Start of Input data
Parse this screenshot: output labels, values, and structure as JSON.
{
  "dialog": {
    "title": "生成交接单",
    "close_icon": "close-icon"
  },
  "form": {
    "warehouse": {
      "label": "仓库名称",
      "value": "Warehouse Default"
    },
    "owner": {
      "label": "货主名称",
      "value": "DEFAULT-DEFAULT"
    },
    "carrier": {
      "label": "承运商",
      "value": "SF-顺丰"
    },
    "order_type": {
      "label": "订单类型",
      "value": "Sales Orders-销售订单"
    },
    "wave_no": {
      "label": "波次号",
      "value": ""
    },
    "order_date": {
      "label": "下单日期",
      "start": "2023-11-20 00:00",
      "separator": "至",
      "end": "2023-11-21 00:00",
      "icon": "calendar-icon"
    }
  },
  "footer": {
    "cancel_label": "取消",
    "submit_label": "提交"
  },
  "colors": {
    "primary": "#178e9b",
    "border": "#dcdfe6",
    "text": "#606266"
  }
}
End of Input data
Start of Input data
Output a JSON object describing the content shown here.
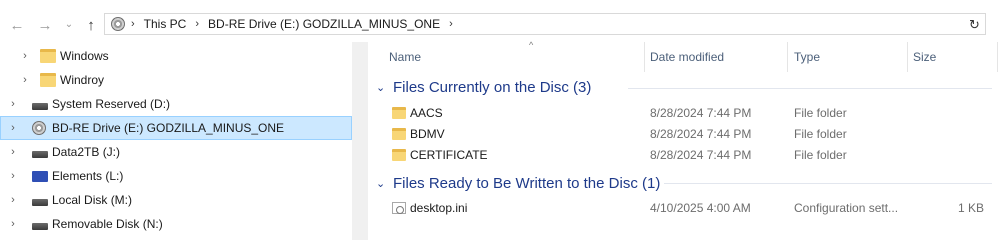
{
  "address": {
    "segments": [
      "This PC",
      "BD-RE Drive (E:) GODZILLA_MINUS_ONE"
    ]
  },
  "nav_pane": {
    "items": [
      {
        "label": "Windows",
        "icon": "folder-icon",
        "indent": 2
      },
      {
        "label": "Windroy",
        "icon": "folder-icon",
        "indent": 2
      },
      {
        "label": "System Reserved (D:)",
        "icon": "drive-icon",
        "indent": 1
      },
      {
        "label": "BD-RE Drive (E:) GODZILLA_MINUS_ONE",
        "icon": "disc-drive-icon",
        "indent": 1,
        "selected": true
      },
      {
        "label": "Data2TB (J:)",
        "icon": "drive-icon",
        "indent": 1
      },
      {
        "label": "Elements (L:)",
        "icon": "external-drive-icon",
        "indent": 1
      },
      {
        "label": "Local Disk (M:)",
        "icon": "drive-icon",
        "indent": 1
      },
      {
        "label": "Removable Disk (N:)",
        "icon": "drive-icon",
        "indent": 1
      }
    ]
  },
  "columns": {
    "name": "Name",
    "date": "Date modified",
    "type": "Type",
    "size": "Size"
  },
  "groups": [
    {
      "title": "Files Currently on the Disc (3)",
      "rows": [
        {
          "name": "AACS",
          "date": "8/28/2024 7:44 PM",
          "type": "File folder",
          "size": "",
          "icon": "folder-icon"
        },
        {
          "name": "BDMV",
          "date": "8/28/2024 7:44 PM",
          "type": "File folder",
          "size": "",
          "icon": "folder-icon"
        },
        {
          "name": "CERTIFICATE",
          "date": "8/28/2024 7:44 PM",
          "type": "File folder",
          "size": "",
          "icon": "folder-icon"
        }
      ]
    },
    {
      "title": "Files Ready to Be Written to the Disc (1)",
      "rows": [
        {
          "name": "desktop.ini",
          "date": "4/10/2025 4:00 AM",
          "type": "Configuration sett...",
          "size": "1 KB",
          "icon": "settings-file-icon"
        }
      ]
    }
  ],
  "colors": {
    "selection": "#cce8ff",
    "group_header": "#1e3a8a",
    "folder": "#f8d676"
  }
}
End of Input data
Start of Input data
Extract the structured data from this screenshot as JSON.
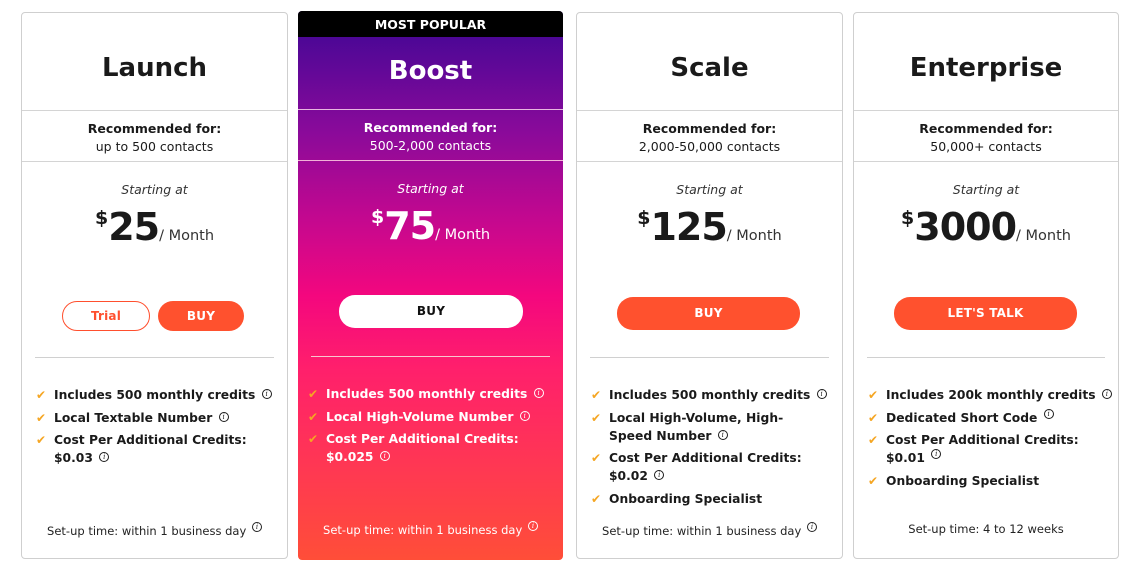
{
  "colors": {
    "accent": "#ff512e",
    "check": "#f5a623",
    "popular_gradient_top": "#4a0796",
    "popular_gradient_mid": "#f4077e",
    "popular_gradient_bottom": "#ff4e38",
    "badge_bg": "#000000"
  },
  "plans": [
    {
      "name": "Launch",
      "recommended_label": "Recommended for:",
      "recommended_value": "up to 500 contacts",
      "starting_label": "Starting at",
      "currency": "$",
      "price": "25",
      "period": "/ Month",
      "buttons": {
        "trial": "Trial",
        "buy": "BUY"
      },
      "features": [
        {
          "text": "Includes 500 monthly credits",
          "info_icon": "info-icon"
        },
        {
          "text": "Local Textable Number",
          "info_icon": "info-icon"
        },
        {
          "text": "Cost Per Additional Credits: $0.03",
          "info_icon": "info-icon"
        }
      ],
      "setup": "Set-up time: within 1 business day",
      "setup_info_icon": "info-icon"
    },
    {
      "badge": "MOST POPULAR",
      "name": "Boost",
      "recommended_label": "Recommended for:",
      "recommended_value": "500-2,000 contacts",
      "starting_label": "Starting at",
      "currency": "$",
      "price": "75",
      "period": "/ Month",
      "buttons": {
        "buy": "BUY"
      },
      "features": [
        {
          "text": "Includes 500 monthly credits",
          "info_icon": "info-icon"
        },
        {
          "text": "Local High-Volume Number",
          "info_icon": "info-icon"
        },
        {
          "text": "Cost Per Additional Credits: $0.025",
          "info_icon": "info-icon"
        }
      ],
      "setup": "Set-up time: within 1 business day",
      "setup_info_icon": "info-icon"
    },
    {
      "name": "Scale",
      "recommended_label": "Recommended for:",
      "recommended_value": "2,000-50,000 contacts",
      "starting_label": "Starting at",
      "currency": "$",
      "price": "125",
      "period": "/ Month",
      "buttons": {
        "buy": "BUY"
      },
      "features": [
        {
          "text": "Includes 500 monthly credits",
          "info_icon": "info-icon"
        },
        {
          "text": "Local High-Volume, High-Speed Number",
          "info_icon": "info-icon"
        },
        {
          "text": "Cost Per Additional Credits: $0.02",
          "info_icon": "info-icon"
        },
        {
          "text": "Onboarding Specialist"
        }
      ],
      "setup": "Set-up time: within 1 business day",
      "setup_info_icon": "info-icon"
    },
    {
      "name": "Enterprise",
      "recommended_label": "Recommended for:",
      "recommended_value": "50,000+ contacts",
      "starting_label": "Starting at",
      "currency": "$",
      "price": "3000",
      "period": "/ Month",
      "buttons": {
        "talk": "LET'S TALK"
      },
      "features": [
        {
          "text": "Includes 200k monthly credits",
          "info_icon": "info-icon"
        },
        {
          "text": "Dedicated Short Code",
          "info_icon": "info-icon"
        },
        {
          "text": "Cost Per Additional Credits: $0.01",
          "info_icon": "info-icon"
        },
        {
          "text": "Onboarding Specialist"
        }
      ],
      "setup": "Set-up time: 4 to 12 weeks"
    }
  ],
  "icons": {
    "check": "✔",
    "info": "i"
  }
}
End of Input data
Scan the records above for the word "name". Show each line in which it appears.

    "name": "Name",
          "name": "AACS",
          "name": "BDMV",
          "name": "CERTIFICATE",
          "name": "desktop.ini",
      "name": "Launch",
      "name": "Boost",
      "name": "Scale",
      "name": "Enterprise",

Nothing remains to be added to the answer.